My dad came home on Thursday and told my family some pretty disturbing news: a man who used to work for him, one he called "a kid at the time," went on a shooting rampage at a mental health clinic in Pittsburgh and was shot and killed by police.
My dad talked a little about it, but of course, I'd like to respect his right to privacy. He hasn't spoken to reporters who called to ask him about the man and his past, so I don't feel that it's my right to speak on his behalf. What I will note, however, is that much like other sources are reporting, my dad said the man (who he kept calling a "kid" because he was only about 23 at the time) was very smart. He meant it in the bookish sense.
As the reports have come rolling it, it's apparent that my dad's assessment is one that others shared. He had a B.A. in chemistry from Carleton and B.S. in engineering from Columbia and had recently become a graduate student in biology. According to a quote from a former professor of his in the Huffington Post, he was a "good, hardworking student." In other words, a student like me.
It's these sorts of stories that really hit home for me. This man was surrounded by academia, its pressures and its protections. How is it possible that no one sought to reach out and help him? How is it possible that no one noticed? I think about my own students. I think about students I have met in past encounters as a student myself, as an intern for one of the academic advisement departments at a university, and as a teaching assistant. Would I be able to spot a student who needed help like this? I've been trained to spot distressed students, but am I really prepared?
What I also think about is the fact that he was so brilliant. A chemistry degree. An engineering degree. Part of a Master's complete. All in prestigious programs.
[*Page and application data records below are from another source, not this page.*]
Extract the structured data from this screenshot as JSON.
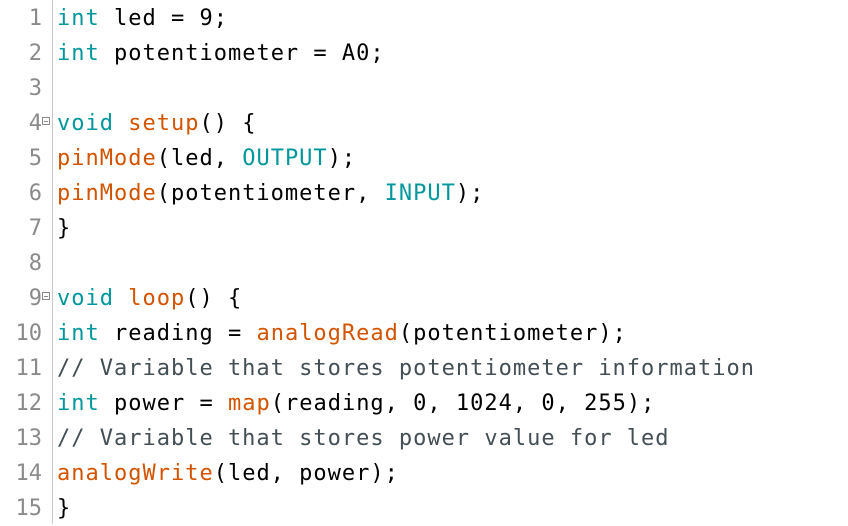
{
  "editor": {
    "lines": [
      {
        "number": "1",
        "fold": false,
        "tokens": [
          {
            "t": "int",
            "c": "kw"
          },
          {
            "t": " led = 9;",
            "c": "pl"
          }
        ]
      },
      {
        "number": "2",
        "fold": false,
        "tokens": [
          {
            "t": "int",
            "c": "kw"
          },
          {
            "t": " potentiometer = A0;",
            "c": "pl"
          }
        ]
      },
      {
        "number": "3",
        "fold": false,
        "tokens": []
      },
      {
        "number": "4",
        "fold": true,
        "tokens": [
          {
            "t": "void",
            "c": "kw"
          },
          {
            "t": " ",
            "c": "pl"
          },
          {
            "t": "setup",
            "c": "fn"
          },
          {
            "t": "() {",
            "c": "pl"
          }
        ]
      },
      {
        "number": "5",
        "fold": false,
        "tokens": [
          {
            "t": "pinMode",
            "c": "fn"
          },
          {
            "t": "(led, ",
            "c": "pl"
          },
          {
            "t": "OUTPUT",
            "c": "kw"
          },
          {
            "t": ");",
            "c": "pl"
          }
        ]
      },
      {
        "number": "6",
        "fold": false,
        "tokens": [
          {
            "t": "pinMode",
            "c": "fn"
          },
          {
            "t": "(potentiometer, ",
            "c": "pl"
          },
          {
            "t": "INPUT",
            "c": "kw"
          },
          {
            "t": ");",
            "c": "pl"
          }
        ]
      },
      {
        "number": "7",
        "fold": false,
        "tokens": [
          {
            "t": "}",
            "c": "pl"
          }
        ]
      },
      {
        "number": "8",
        "fold": false,
        "tokens": []
      },
      {
        "number": "9",
        "fold": true,
        "tokens": [
          {
            "t": "void",
            "c": "kw"
          },
          {
            "t": " ",
            "c": "pl"
          },
          {
            "t": "loop",
            "c": "fn"
          },
          {
            "t": "() {",
            "c": "pl"
          }
        ]
      },
      {
        "number": "10",
        "fold": false,
        "tokens": [
          {
            "t": "int",
            "c": "kw"
          },
          {
            "t": " reading = ",
            "c": "pl"
          },
          {
            "t": "analogRead",
            "c": "fn"
          },
          {
            "t": "(potentiometer);",
            "c": "pl"
          }
        ]
      },
      {
        "number": "11",
        "fold": false,
        "tokens": [
          {
            "t": "// Variable that stores potentiometer information",
            "c": "cm"
          }
        ]
      },
      {
        "number": "12",
        "fold": false,
        "tokens": [
          {
            "t": "int",
            "c": "kw"
          },
          {
            "t": " power = ",
            "c": "pl"
          },
          {
            "t": "map",
            "c": "fn"
          },
          {
            "t": "(reading, 0, 1024, 0, 255);",
            "c": "pl"
          }
        ]
      },
      {
        "number": "13",
        "fold": false,
        "tokens": [
          {
            "t": "// Variable that stores power value for led",
            "c": "cm"
          }
        ]
      },
      {
        "number": "14",
        "fold": false,
        "tokens": [
          {
            "t": "analogWrite",
            "c": "fn"
          },
          {
            "t": "(led, power);",
            "c": "pl"
          }
        ]
      },
      {
        "number": "15",
        "fold": false,
        "tokens": [
          {
            "t": "}",
            "c": "pl"
          }
        ]
      }
    ]
  },
  "colors": {
    "keyword": "#00979c",
    "function": "#d35400",
    "comment": "#434f54",
    "line_number": "#8a8a8a"
  },
  "icons": {
    "fold": "fold-collapse-icon"
  }
}
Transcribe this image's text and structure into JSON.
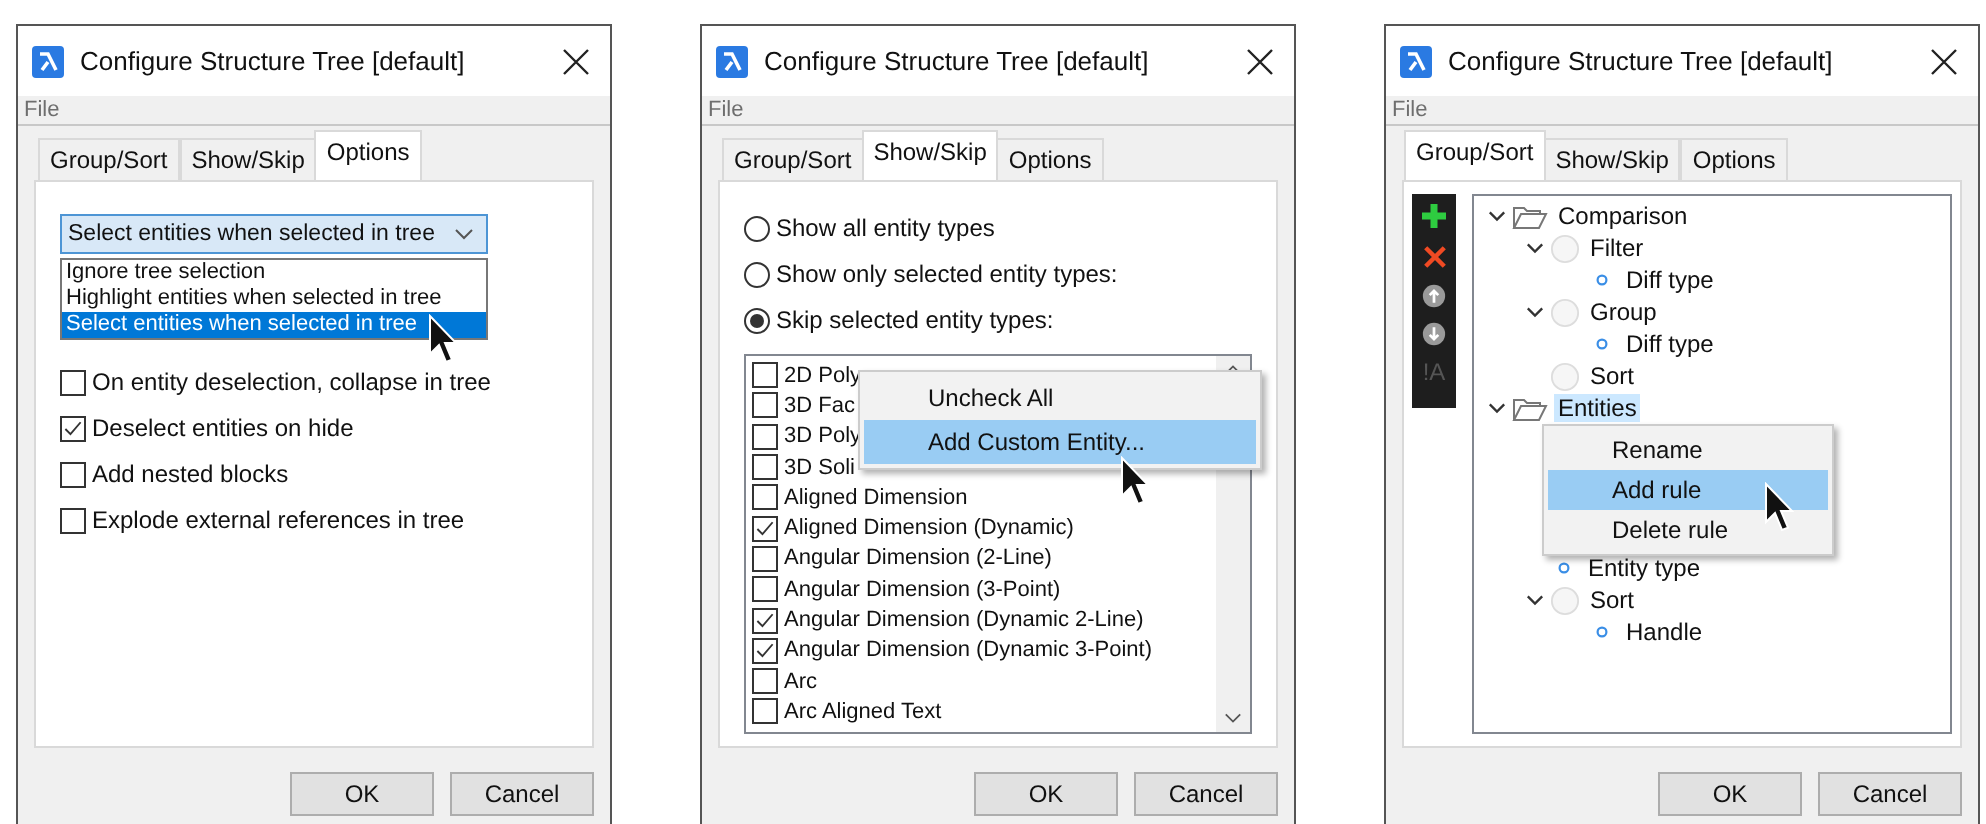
{
  "dialogs": [
    {
      "kind": "options",
      "title": "Configure Structure Tree [default]",
      "menu": [
        "File"
      ],
      "tabs": [
        {
          "label": "Group/Sort",
          "selected": false
        },
        {
          "label": "Show/Skip",
          "selected": false
        },
        {
          "label": "Options",
          "selected": true
        }
      ],
      "combo": {
        "value": "Select entities when selected in tree"
      },
      "dropdown": [
        {
          "label": "Ignore tree selection",
          "selected": false
        },
        {
          "label": "Highlight entities when selected in tree",
          "selected": false
        },
        {
          "label": "Select entities when selected in tree",
          "selected": true
        }
      ],
      "checkboxes": [
        {
          "label": "On entity deselection, collapse in tree",
          "checked": false
        },
        {
          "label": "Deselect entities on hide",
          "checked": true
        },
        {
          "label": "Add nested blocks",
          "checked": false
        },
        {
          "label": "Explode external references in tree",
          "checked": false
        }
      ],
      "buttons": [
        "OK",
        "Cancel"
      ]
    },
    {
      "kind": "show_skip",
      "title": "Configure Structure Tree [default]",
      "menu": [
        "File"
      ],
      "tabs": [
        {
          "label": "Group/Sort",
          "selected": false
        },
        {
          "label": "Show/Skip",
          "selected": true
        },
        {
          "label": "Options",
          "selected": false
        }
      ],
      "radios": [
        {
          "label": "Show all entity types",
          "selected": false
        },
        {
          "label": "Show only selected entity types:",
          "selected": false
        },
        {
          "label": "Skip selected entity types:",
          "selected": true
        }
      ],
      "entities": [
        {
          "label": "2D Poly",
          "checked": false
        },
        {
          "label": "3D Fac",
          "checked": false
        },
        {
          "label": "3D Poly",
          "checked": false
        },
        {
          "label": "3D Soli",
          "checked": false
        },
        {
          "label": "Aligned Dimension",
          "checked": false
        },
        {
          "label": "Aligned Dimension (Dynamic)",
          "checked": true
        },
        {
          "label": "Angular Dimension (2-Line)",
          "checked": false
        },
        {
          "label": "Angular Dimension (3-Point)",
          "checked": false
        },
        {
          "label": "Angular Dimension (Dynamic 2-Line)",
          "checked": true
        },
        {
          "label": "Angular Dimension (Dynamic 3-Point)",
          "checked": true
        },
        {
          "label": "Arc",
          "checked": false
        },
        {
          "label": "Arc Aligned Text",
          "checked": false
        }
      ],
      "context_menu": [
        {
          "label": "Uncheck All",
          "selected": false
        },
        {
          "label": "Add Custom Entity...",
          "selected": true
        }
      ],
      "buttons": [
        "OK",
        "Cancel"
      ]
    },
    {
      "kind": "group_sort",
      "title": "Configure Structure Tree [default]",
      "menu": [
        "File"
      ],
      "tabs": [
        {
          "label": "Group/Sort",
          "selected": true
        },
        {
          "label": "Show/Skip",
          "selected": false
        },
        {
          "label": "Options",
          "selected": false
        }
      ],
      "toolbar_text": "!A",
      "tree": [
        {
          "label": "Comparison",
          "kind": "group",
          "expanded": true,
          "selected": false,
          "children": [
            {
              "label": "Filter",
              "kind": "rule",
              "expanded": true,
              "selected": false,
              "children": [
                {
                  "label": "Diff type",
                  "kind": "field",
                  "selected": false
                }
              ]
            },
            {
              "label": "Group",
              "kind": "rule",
              "expanded": true,
              "selected": false,
              "children": [
                {
                  "label": "Diff type",
                  "kind": "field",
                  "selected": false
                }
              ]
            },
            {
              "label": "Sort",
              "kind": "rule",
              "selected": false
            }
          ]
        },
        {
          "label": "Entities",
          "kind": "group",
          "expanded": true,
          "selected": true,
          "children": [
            {
              "label": "Entity type",
              "kind": "field",
              "selected": false
            },
            {
              "label": "Sort",
              "kind": "rule",
              "expanded": true,
              "selected": false,
              "children": [
                {
                  "label": "Handle",
                  "kind": "field",
                  "selected": false
                }
              ]
            }
          ]
        }
      ],
      "context_menu": [
        {
          "label": "Rename",
          "selected": false
        },
        {
          "label": "Add rule",
          "selected": true
        },
        {
          "label": "Delete rule",
          "selected": false
        }
      ],
      "buttons": [
        "OK",
        "Cancel"
      ]
    }
  ]
}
Yet, he couldn't deal with real people or real problems. He couldn't make sales. He couldn't teach. He couldn't handle his personal problems, so he turned to prescription drugs. In all that time with all of those degrees, what was he learning? Why wasn't he learning to relate to the world around him? It seems to me that for all of our emphasis on the importance of an education, the importance of going to a good school and getting into a good program, the importance of having an impressive degree, we lose so much when we continue to tell people "gosh, you're so smart" and give them no guidance when it comes to social interaction or skills that are useful beyond passing exams and doing research. Maybe someone should have asked him why he wanted to learn about chemistry, engineering, and biology. Maybe someone should have asked him what he enjoys doing in his spare time. Maybe someone should have asked him whether or not he liked himself or his life.
It makes me think back to Richard Miller's Writing at the End of the World and Stanley Fish's Save the World on Your Own Time. Miller would say that reading and writing is not transformative. There's no book that this man could have been made to read, no story that he could have been made to write that would have changed him if he was truly a sociopath. Fish would say it's simply not our job to fix people. I can't believe that I have no impact on people, though, in my class and otherwise. I won't believe it. I think something could have been done to stop this act of violence, and I wonder what I can do to stop another from happening.
For the medical worker that he killed and all of those whose lives are now shattered as a result of his thoughtless action, I feel immense sympathy. There's nothing that can be said or done that can make the pain of loss feel better, especially one as senseless as this. For those surviving their wounds, there is nothing that can remove the trauma they experienced. At the same time, however, I grieve for this man because I believe he is one that we let slip through the cracks, one who tried to fulfill the American image of success and failed, one who was told to be smart was enough when it wasn't. No more empty educations, please.